World Food Prices Dropped in 2013

Last year, food prices went down by 1.6 percent globally, down 8.8 percent from the record in 2011.

According to the United Nations’ Rome-based Food and Agriculture Organization, the main cause was the global fall of prices for grains, sugar and palm oil.

Food and Agriculture Organization’s monthly index monitors the changes in international prices monthly and serves as the global leading economic indicator for food prices.

In 2011, the main reason for price spike was the lack of cereal supply but now, the fall in prices was caused by higher expected supplies of corn and wheat in 2014.

Favorable weather conditions in several leading producer nations drove to hopes of significant increases in corn output. At a global level, cereal stocks were expected to grow by 13% in 2013 to 564 million metric tons.

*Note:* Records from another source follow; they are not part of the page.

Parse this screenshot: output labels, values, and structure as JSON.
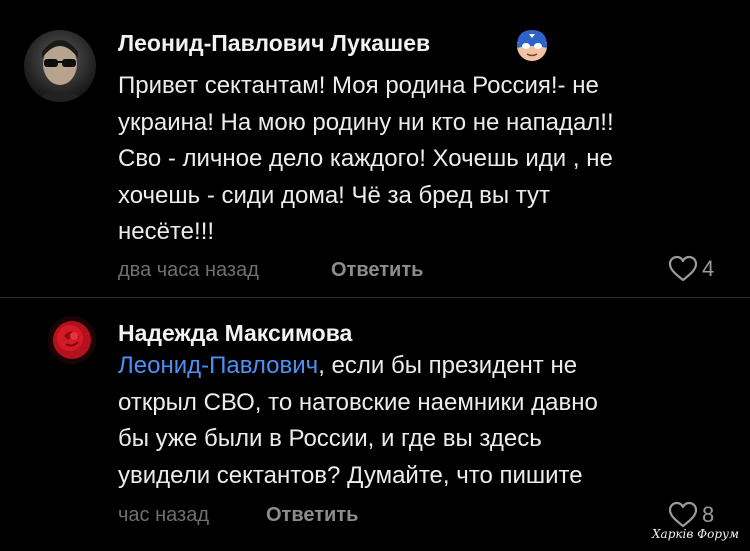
{
  "comments": [
    {
      "author": "Леонид-Павлович Лукашев",
      "badge_icon": "superhero-mask-emoji",
      "avatar_icon": "user-avatar-sunglasses",
      "lines": [
        "Привет сектантам! Моя родина Россия!- не",
        "украина! На мою родину ни кто не нападал!!",
        "Сво - личное дело каждого! Хочешь иди , не",
        "хочешь - сиди дома! Чё за бред вы тут",
        "несёте!!!"
      ],
      "time": "два часа назад",
      "reply_label": "Ответить",
      "like_count": "4",
      "like_icon": "heart-outline-icon"
    },
    {
      "author": "Надежда Максимова",
      "avatar_icon": "user-avatar-red-rose",
      "mention": "Леонид-Павлович",
      "lines": [
        ", если бы президент не",
        "открыл СВО, то натовские наемники давно",
        "бы уже были в России, и где вы здесь",
        "увидели сектантов? Думайте, что пишите"
      ],
      "time": "час назад",
      "reply_label": "Ответить",
      "like_count": "8",
      "like_icon": "heart-outline-icon"
    }
  ],
  "watermark": "Харків Форум",
  "colors": {
    "background": "#000000",
    "text": "#ececec",
    "mention": "#4e8ff5",
    "meta": "#6f6f6f",
    "reply": "#8c8c8c"
  }
}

The current outlook for grains marks a drastic turnaround since 2012 after extreme heat and dryness. Rising food prices also helped spark the unrest–known as the Arab Spring–that analysts say ultimately ousted the leaders of Tunisia, Egypt and Libya.

On the other hand, the uptick in both dairy and meat prices limited the downfall in 2013.
These products reached record highs because of drought in the world’s top milk exporter New Zealand and strong demand for meat from Asia.

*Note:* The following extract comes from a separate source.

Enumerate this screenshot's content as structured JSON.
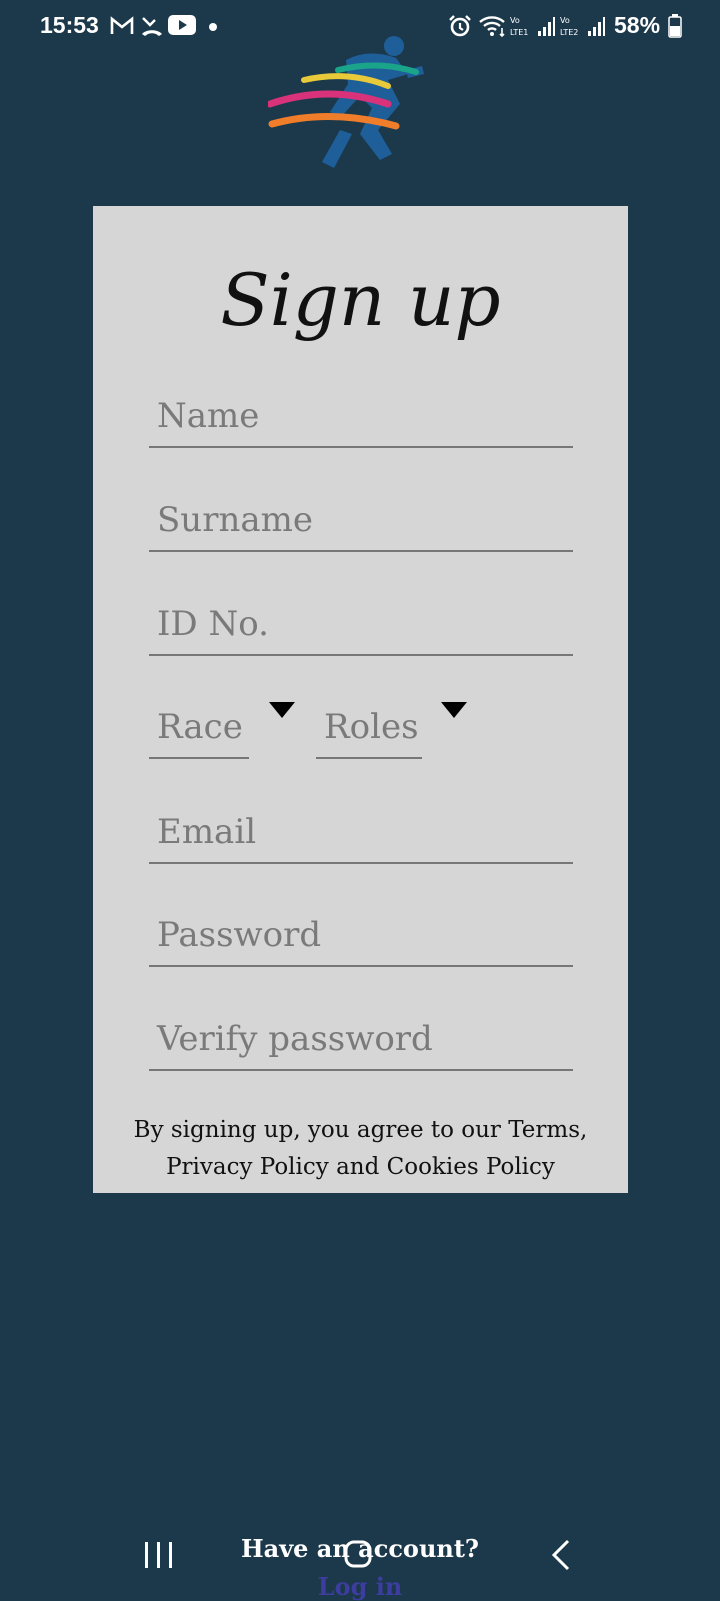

“Demand for milk powder, especially from China, remains strong and processors in the southern-hemisphere are focusing on this product rather than on butter and cheese,” the U.N. said.

“Demand from China and Japan has resulted in beef prices showing consistent growth since the middle of the year,” said the U.N.